Our other subject of interest here, fresh water mussels, are already victim to the effects of climate change. Although not as photogenic as polar bears or coral reefs, they play a fundamental role in the health of our waters, each individual adult filtering nearly 10 gallons of water each day. (their cousin, the oyster, can filter 30-40 gallons of water per day) Already, fresh water mussels are considered by some researchers to be the most imperiled group of animals in North America. A majority of the more than 300 species native to North America are either extinct or threatened due to pollution and habitat destruction, and now climate change may be the straw that breaks the camel’s back. According to a USGS study, when water temperatures reach more than 85 degrees, mortality rates for mussels less than two months old jump to nearly 50%. For reference, surface water temperatures in the southeastern U.S. have been recorded above 95 degrees during the recent draught years. Teresa Newton, co-author of the USGS study summed it up well, saying, “If we are not careful, they’re going to wink out in front of our eyes.”

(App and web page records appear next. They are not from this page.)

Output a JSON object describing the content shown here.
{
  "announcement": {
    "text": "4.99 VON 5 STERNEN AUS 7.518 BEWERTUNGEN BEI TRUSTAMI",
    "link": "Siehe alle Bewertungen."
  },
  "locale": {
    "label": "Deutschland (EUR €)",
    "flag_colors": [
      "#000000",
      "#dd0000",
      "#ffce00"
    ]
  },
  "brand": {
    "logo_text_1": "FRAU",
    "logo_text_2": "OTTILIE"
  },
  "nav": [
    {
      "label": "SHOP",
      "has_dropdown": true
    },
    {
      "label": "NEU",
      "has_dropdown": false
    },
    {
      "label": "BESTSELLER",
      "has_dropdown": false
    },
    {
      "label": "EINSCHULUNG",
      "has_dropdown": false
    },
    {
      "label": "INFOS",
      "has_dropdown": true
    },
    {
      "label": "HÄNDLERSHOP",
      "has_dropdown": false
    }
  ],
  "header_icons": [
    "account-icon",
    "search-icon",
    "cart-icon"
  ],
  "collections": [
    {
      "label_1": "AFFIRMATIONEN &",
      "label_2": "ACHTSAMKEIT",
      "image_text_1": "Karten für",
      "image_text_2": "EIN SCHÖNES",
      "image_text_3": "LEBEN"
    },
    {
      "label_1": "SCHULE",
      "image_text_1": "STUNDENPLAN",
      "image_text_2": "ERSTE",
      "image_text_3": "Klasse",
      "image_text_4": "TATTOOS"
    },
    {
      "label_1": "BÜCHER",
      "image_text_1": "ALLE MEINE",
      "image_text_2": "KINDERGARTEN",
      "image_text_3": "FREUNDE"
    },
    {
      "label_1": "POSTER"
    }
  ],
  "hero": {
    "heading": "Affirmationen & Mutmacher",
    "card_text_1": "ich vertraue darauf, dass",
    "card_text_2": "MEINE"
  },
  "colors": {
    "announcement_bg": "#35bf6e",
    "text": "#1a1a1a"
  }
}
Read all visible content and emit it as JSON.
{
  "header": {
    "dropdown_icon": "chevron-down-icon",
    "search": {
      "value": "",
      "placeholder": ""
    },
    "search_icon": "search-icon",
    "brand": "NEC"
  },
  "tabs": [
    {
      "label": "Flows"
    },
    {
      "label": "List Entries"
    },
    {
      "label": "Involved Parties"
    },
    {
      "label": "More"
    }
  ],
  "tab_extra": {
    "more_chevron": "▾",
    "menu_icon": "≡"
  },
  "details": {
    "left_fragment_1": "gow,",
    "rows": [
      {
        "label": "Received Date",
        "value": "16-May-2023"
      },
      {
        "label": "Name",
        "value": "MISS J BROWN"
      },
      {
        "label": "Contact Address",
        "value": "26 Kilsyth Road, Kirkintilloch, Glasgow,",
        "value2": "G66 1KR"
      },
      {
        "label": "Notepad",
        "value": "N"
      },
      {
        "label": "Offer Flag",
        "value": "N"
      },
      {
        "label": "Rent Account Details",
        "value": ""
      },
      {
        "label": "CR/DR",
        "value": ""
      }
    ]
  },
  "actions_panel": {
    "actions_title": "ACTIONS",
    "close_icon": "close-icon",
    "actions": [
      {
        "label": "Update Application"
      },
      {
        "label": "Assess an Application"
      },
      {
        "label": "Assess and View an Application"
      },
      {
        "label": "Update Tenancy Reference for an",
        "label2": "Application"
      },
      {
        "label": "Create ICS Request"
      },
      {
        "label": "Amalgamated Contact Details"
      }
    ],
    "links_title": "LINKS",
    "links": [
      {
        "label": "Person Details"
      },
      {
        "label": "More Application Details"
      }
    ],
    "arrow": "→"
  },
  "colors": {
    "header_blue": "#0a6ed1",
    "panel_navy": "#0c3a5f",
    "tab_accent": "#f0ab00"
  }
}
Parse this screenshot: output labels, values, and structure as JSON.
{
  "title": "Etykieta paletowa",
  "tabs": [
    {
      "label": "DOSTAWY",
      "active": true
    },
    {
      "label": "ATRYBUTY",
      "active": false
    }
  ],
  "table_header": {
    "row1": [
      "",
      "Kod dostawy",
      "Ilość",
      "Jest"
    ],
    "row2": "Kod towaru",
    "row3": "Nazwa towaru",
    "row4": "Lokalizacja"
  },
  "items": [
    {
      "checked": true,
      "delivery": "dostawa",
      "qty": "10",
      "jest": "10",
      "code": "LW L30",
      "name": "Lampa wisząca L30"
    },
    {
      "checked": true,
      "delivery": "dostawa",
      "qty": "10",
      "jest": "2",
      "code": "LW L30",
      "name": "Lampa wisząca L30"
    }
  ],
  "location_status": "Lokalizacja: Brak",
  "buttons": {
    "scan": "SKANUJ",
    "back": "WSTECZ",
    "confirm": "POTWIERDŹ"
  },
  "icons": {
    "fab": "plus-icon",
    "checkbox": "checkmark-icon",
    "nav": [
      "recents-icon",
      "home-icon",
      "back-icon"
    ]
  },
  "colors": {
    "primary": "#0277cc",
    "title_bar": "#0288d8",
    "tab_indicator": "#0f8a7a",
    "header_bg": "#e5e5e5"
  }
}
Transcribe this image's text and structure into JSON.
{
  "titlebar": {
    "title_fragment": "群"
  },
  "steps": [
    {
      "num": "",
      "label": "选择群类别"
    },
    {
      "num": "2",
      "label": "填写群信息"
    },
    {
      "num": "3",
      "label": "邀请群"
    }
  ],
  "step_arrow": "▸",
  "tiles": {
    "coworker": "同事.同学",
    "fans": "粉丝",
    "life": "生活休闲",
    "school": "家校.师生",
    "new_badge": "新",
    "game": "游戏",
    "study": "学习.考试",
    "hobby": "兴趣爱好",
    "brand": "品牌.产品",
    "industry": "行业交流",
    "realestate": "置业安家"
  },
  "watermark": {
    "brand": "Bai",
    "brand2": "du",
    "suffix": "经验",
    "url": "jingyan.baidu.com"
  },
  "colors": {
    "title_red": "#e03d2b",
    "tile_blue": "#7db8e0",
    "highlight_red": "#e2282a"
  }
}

Here at home we are already seeing the effects of climate change first-hand in the two 500-year floods that have occurred in the last 17 years, and the draught-fueled wildfires that burned tens of thousands of acres this year in eastern Tennessee and western North Carolina. Combined, these events have caused billions of dollars in damage to our environment, our infrastructure, and our personal property. The effects of climate change make the news when rivers flood and forests burn, but their impacts are degrading our fresh water resources every day, in ways that we don’t see or think about in our day to day lives, and in more ways than just the two I have touched on here. Increasing levels of algae, especially hazardous algae blooms of the blue-green type, and loss of our bivalve filter feeders like fresh water mussels, are a recipe for disaster in our rivers. As a prospect, this would be extremely unsettling, but in this case, the painful reality is that it is already happening right in our back yards.